There are a few reasons for this. First and foremost is the most recent episode, which wasn’t great but at least attempted to understand that the show’s biggest problem is its characters and started to shade in some of their back-story by taking the action to the S.H.I.E.L.D. Academy. Second was that footage. It might have been taken out of context and buffed up to look as good as it possibly could, but, screw it, Deathlok (about whom I know nothing) looked cool, and Paxton had a way with this dialogue that made it sound more clever than it probably actually is. And there’s also the fact that amid those talking points about the show would occasionally slip out some tacit acknowledgements that not everything in the first batch of episodes had worked.
Mostly, though, I was heartened by talking to the producers. Though Joss Whedon is involved in the show’s large arc storytelling, he doesn’t have the time to be as involved on a day-to-day basis as he was on his other shows. Yet he’s been good at the larger arcs in the past, and now that things have gotten to the midpoint of the season, there’s a chance that whatever plan he concocted with Jed Whedon, Maurissa Tancharoen, Bell, and Loeb at the start of the season will kick into gear and propel things forward. This won’t work as well as it might without characters to really care about, but a plot that unspools well enough can sometimes take on its own sense of momentum and hurtle past all of the dead spots. (I think it’s also telling how much the presence of actors like Paxton and Richards was emphasized.
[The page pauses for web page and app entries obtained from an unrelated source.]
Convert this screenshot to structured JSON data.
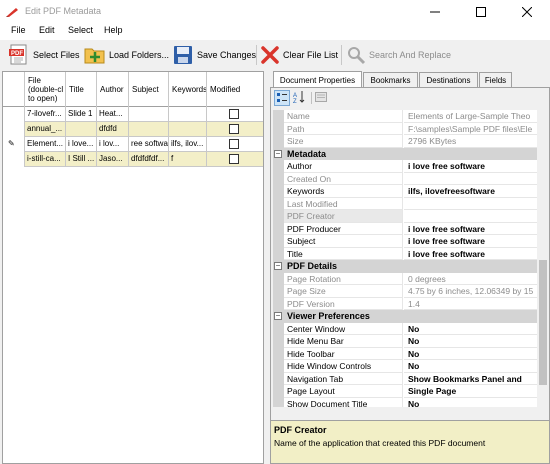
{
  "window": {
    "title": "Edit PDF Metadata",
    "brand_color": "#d9342b"
  },
  "menu": [
    "File",
    "Edit",
    "Select",
    "Help"
  ],
  "toolbar": {
    "select_files": "Select Files",
    "load_folders": "Load Folders...",
    "save_changes": "Save Changes",
    "clear_list": "Clear File List",
    "search_replace": "Search And Replace"
  },
  "grid": {
    "headers": [
      "File\n(double-cl\nto open)",
      "Title",
      "Author",
      "Subject",
      "Keywords",
      "Modified"
    ],
    "rows": [
      {
        "file": "7-ilovefr...",
        "title": "Slide 1",
        "author": "Heat...",
        "subject": "",
        "keywords": "",
        "modified": false,
        "highlight": false,
        "edit_marker": ""
      },
      {
        "file": "annual_...",
        "title": "",
        "author": "dfdfd",
        "subject": "",
        "keywords": "",
        "modified": false,
        "highlight": true,
        "edit_marker": ""
      },
      {
        "file": "Element...",
        "title": "i love...",
        "author": "i lov...",
        "subject": "ree softwa",
        "keywords": "ilfs, ilov...",
        "modified": false,
        "highlight": false,
        "edit_marker": "✎"
      },
      {
        "file": "i-still-ca...",
        "title": "I Still ...",
        "author": "Jaso...",
        "subject": "dfdfdfdf...",
        "keywords": "f",
        "modified": false,
        "highlight": true,
        "edit_marker": ""
      }
    ]
  },
  "tabs": [
    "Document Properties",
    "Bookmarks",
    "Destinations",
    "Fields"
  ],
  "properties": [
    {
      "kind": "row",
      "name": "Name",
      "value": "Elements of Large-Sample Theo",
      "ro": true
    },
    {
      "kind": "row",
      "name": "Path",
      "value": "F:\\samples\\Sample PDF files\\Ele",
      "ro": true
    },
    {
      "kind": "row",
      "name": "Size",
      "value": "2796 KBytes",
      "ro": true
    },
    {
      "kind": "cat",
      "name": "Metadata"
    },
    {
      "kind": "row",
      "name": "Author",
      "value": "i love free software",
      "ro": false
    },
    {
      "kind": "row",
      "name": "Created On",
      "value": "",
      "ro": true
    },
    {
      "kind": "row",
      "name": "Keywords",
      "value": "ilfs, ilovefreesoftware",
      "ro": false
    },
    {
      "kind": "row",
      "name": "Last Modified",
      "value": "",
      "ro": true
    },
    {
      "kind": "row",
      "name": "PDF Creator",
      "value": "",
      "ro": true,
      "selected": true
    },
    {
      "kind": "row",
      "name": "PDF Producer",
      "value": "i love free software",
      "ro": false
    },
    {
      "kind": "row",
      "name": "Subject",
      "value": "i love free software",
      "ro": false
    },
    {
      "kind": "row",
      "name": "Title",
      "value": "i love free software",
      "ro": false
    },
    {
      "kind": "cat",
      "name": "PDF Details"
    },
    {
      "kind": "row",
      "name": "Page Rotation",
      "value": "0 degrees",
      "ro": true
    },
    {
      "kind": "row",
      "name": "Page Size",
      "value": "4.75 by 6 inches, 12.06349 by 15",
      "ro": true
    },
    {
      "kind": "row",
      "name": "PDF Version",
      "value": "1.4",
      "ro": true
    },
    {
      "kind": "cat",
      "name": "Viewer Preferences"
    },
    {
      "kind": "row",
      "name": "Center Window",
      "value": "No",
      "ro": false
    },
    {
      "kind": "row",
      "name": "Hide Menu Bar",
      "value": "No",
      "ro": false
    },
    {
      "kind": "row",
      "name": "Hide Toolbar",
      "value": "No",
      "ro": false
    },
    {
      "kind": "row",
      "name": "Hide Window Controls",
      "value": "No",
      "ro": false
    },
    {
      "kind": "row",
      "name": "Navigation Tab",
      "value": "Show Bookmarks Panel and",
      "ro": false
    },
    {
      "kind": "row",
      "name": "Page Layout",
      "value": "Single Page",
      "ro": false
    },
    {
      "kind": "row",
      "name": "Show Document Title",
      "value": "No",
      "ro": false
    }
  ],
  "help": {
    "title": "PDF Creator",
    "description": "Name of the application that created this PDF document"
  }
}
If you still don’t like the main cast at this point, maybe the show can entice you with some guest stars?)
But the thing that most heartened me was that all first season shows involve some sort of steering into the skid, some sort of course correction. In talking with the producers, I got the sense—first advanced by Loeb and Bell—that they were fumbling a bit to figure out how to tell a 22-episode story in a 13-episode world. Jed Whedon (Joss Whedon wasn’t present at the set visit) pointed out to me that in a 13-episode season, the story is usually kicking into high gear around episode six, because that’s roughly the halfway point of the season. Agents Of S.H.I.E.L.D. reached its halfway point just recently, and its story, too, is about to start moving forward at a quickened pace. Netflix and cable have changed how quickly audiences are willing to consume narrative, creating a willingness to watch shows with relentless forward momentum, shows that don't pause for anything. (Go and look at some of those early seasons of Buffy now; at the time, their pacing felt revolutionary and different, but now, they’re starting to feel a little slow-paced compared to what’s on the air at present.) There’s been plenty made of how Agents Of S.H.I.E.L.D. is something of a throwback show in its dedication to action-adventure tropes above all else. But at all times in talking to producers, I got the sense that they at least understood the story on this show needs to move faster and needs to have more concrete stakes. And because the post process on the show takes so long (due to all of the added effects), turning the ship may have taken a bit longer than it would have on another show.
All of this is idle speculation, and the show’s biggest flaw, its characters, was something the producers spoke much less about. (Indeed, Loeb seemed to think the audience was pretty darn invested in them.) It’s always a gamble to hope that a show like this can turn itself around, but if any collection of talent is going to figure it out, it’s this one. The show has the ratings room to play around a bit, particularly once DVR numbers are factored in. Now, it just needs to prove it has the goods, lest some of these thoughts turn into a “fool me once” sort of situation.